Under a gaming load, the NUC8i7HVK surprisingly wasn't the lowest power device. At 140.8 Watts, it consumed 13.2 Watts more than the 1050 Ti system, but 16.4 Watts less than the RX 560-based setup.
At idle, the Hades Canyon NUC achieved an impressive 17.6W, almost 30W less than the rest of the systems and showing the mobile pedigree of this platform.
The highest end Hades Canyon NUC, the NUC8i7HVK, with Radeon RX Vega M GH graphics has an MSRP of $999. Keep in mind, this is for a barebones kit, and you'll need to provide your own DDR4 SODIMM memory, as well as an M.2 Storage device.
In the configuration Intel provided us for this review, with 16GB of Kingston HyperX DDR4-3200 memory, as well as both an Intel Optane 800p 118GB and an Intel 545s 500GB SSD, the total configuration cost comes out to a staggering $1700 or so at current prices, with a license of Windows 10 Home.

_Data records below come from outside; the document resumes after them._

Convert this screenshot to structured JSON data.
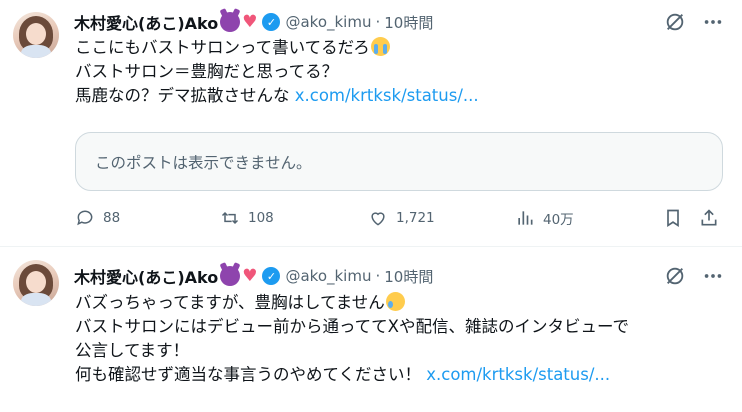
{
  "tweets": [
    {
      "author": {
        "name": "木村愛心(あこ)Ako",
        "handle": "@ako_kimu",
        "separator": "·",
        "time": "10時間"
      },
      "lines": [
        "ここにもバストサロンって書いてるだろ",
        "バストサロン＝豊胸だと思ってる？",
        "馬鹿なの？デマ拡散させんな "
      ],
      "link": "x.com/krtksk/status/...",
      "quote_unavailable": "このポストは表示できません。",
      "stats": {
        "replies": "88",
        "reposts": "108",
        "likes": "1,721",
        "views": "40万"
      }
    },
    {
      "author": {
        "name": "木村愛心(あこ)Ako",
        "handle": "@ako_kimu",
        "separator": "·",
        "time": "10時間"
      },
      "lines": [
        "バズっちゃってますが、豊胸はしてません",
        "バストサロンにはデビュー前から通っててXや配信、雑誌のインタビューで",
        "公言してます！",
        "何も確認せず適当な事言うのやめてください！ "
      ],
      "link": "x.com/krtksk/status/..."
    }
  ],
  "colors": {
    "accent": "#1d9bf0",
    "secondary_text": "#536471",
    "border": "#cfd9de",
    "quote_bg": "#f7f9f9"
  },
  "icons": {
    "reply": "reply-icon",
    "repost": "repost-icon",
    "like": "heart-icon",
    "views": "views-icon",
    "bookmark": "bookmark-icon",
    "share": "share-icon",
    "grok": "grok-icon",
    "more": "more-icon",
    "verified": "verified-badge-icon"
  }
}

For my money, I would go for a more reasonable configuration. Ditching the Optane 800p, and going strictly with a 500GB M.2 SATA SSD such as the Western Digital Blue. Additionally, you should see little performance hit by going to slower DDR4 memory, such as DDR4-2400. Keep in mind that despite being an integrated graphics solution, Kaby Lake-G has it's own onboard HBM 2 memory, so you aren't sharing system memory with the graphics subsystem.
In my more modest configuration, the NUC8i7HVK would run you about $1400. Compared to a full desktop system built around the i5-8400 and GTX 1050 Ti combo, this is about a $300 price premium. Additional savings could be found by dropping down to the cheaper NUC8i7HNK option with the i7-8705G, however since we haven't had the chance to test that processor, we can't speak to the performance differences.

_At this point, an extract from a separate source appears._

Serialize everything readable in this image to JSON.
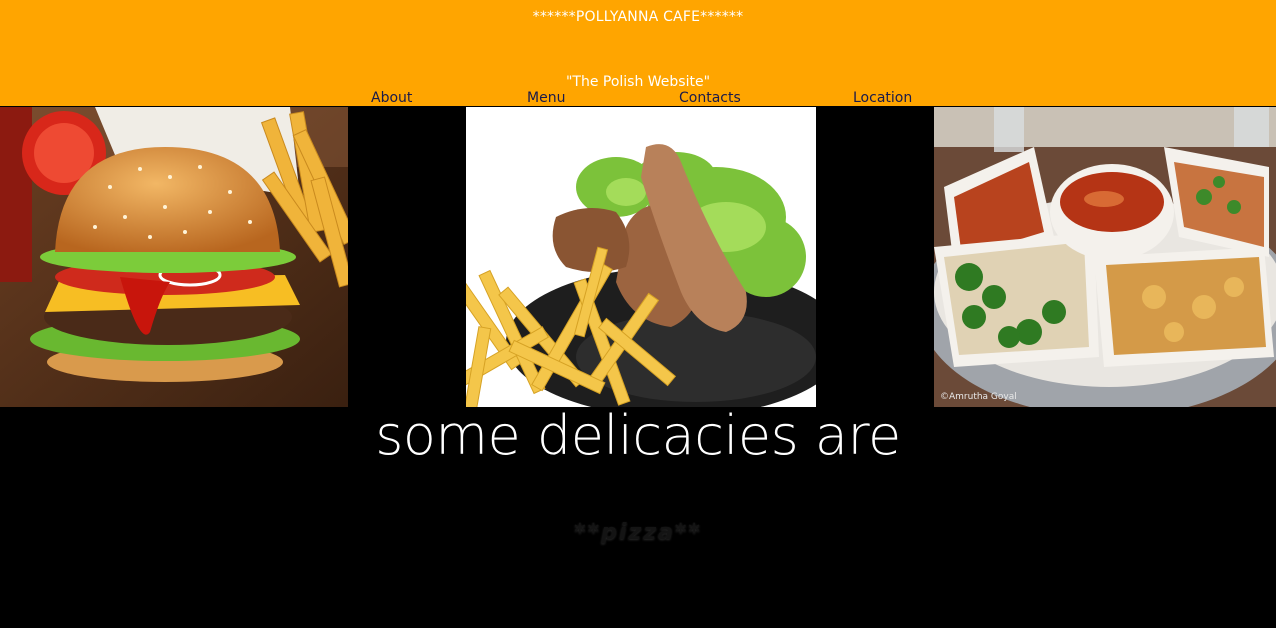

Keep in mind that the additional money is providing tremendous space savings over the tradition PC with a mid-tower case.
The Hades Canyon NUC and the Kaby Lake-G i7-8809G provide a big step forward for Intel. Their first processor with truly competitive graphics embedded, hopefully, this project isn't a one-off and is more indicative of an Intel that sees the competition in the market space and is responding appropriately.

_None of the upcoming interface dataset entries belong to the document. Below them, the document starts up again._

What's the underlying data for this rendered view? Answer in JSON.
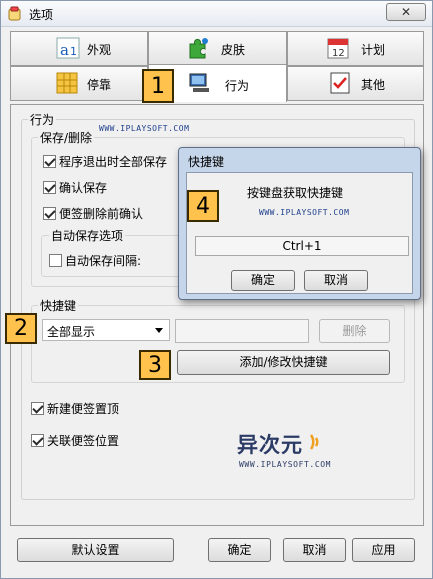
{
  "window": {
    "title": "选项",
    "close_symbol": "✕"
  },
  "tabs_row1": [
    {
      "label": "外观",
      "icon": "font-icon"
    },
    {
      "label": "皮肤",
      "icon": "puzzle-icon"
    },
    {
      "label": "计划",
      "icon": "calendar-icon"
    }
  ],
  "tabs_row2": [
    {
      "label": "停靠",
      "icon": "dock-grid-icon"
    },
    {
      "label": "行为",
      "icon": "computer-icon",
      "active": true
    },
    {
      "label": "其他",
      "icon": "checklist-icon"
    }
  ],
  "behavior": {
    "title": "行为",
    "save_delete_title": "保存/删除",
    "checkboxes": [
      {
        "label": "程序退出时全部保存",
        "checked": true
      },
      {
        "label": "确认保存",
        "checked": true
      },
      {
        "label": "便签删除前确认",
        "checked": true
      }
    ],
    "autosave_title": "自动保存选项",
    "autosave_interval_label": "自动保存间隔:",
    "autosave_checked": false
  },
  "hotkey": {
    "title": "快捷键",
    "select_value": "全部显示",
    "delete_label": "删除",
    "add_modify_label": "添加/修改快捷键"
  },
  "extra_checkboxes": [
    {
      "label": "新建便签置顶",
      "checked": true
    },
    {
      "label": "关联便签位置",
      "checked": true
    }
  ],
  "footer": {
    "default_label": "默认设置",
    "ok_label": "确定",
    "cancel_label": "取消",
    "apply_label": "应用"
  },
  "dialog": {
    "title": "快捷键",
    "prompt": "按键盘获取快捷键",
    "key_value": "Ctrl+1",
    "ok_label": "确定",
    "cancel_label": "取消"
  },
  "watermark": "WWW.IPLAYSOFT.COM",
  "brand": {
    "name": "异次元",
    "site": "WWW.IPLAYSOFT.COM"
  },
  "callouts": [
    "1",
    "2",
    "3",
    "4"
  ],
  "colors": {
    "callout_fill": "#ffc34d",
    "dialog_frame": "#c6d6ea",
    "brand_text": "#2b3b66"
  }
}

While naturally there is a price premium over a similar performance level desktop PC, I don't think it's as severe of a compromise as most people have predicted. Unlike the Skull Canyon NUC, Hades Canyon provides a viable solution for gamers looking for a compact PC solution. Similarly, Hades Canyon would provide a great solution for gamers looking for an HTPC solution, albeit at 1080p only.
I'm very excited to get my hands on more devices equipped with Intel 8th Gen Core Processor with Radeon RX Vega M Graphics. There are still a few unknowns, such as how the 65W versions of these chips will perform in more thermally constrained notebooks, but I think the Kaby Lake-G platform has great promise and the NUC8i7HVK is a great showcase.
The Intel Hades Canyon NUCs are set to be available for pre-order tomorrow (3/30), and will be shipping later in April.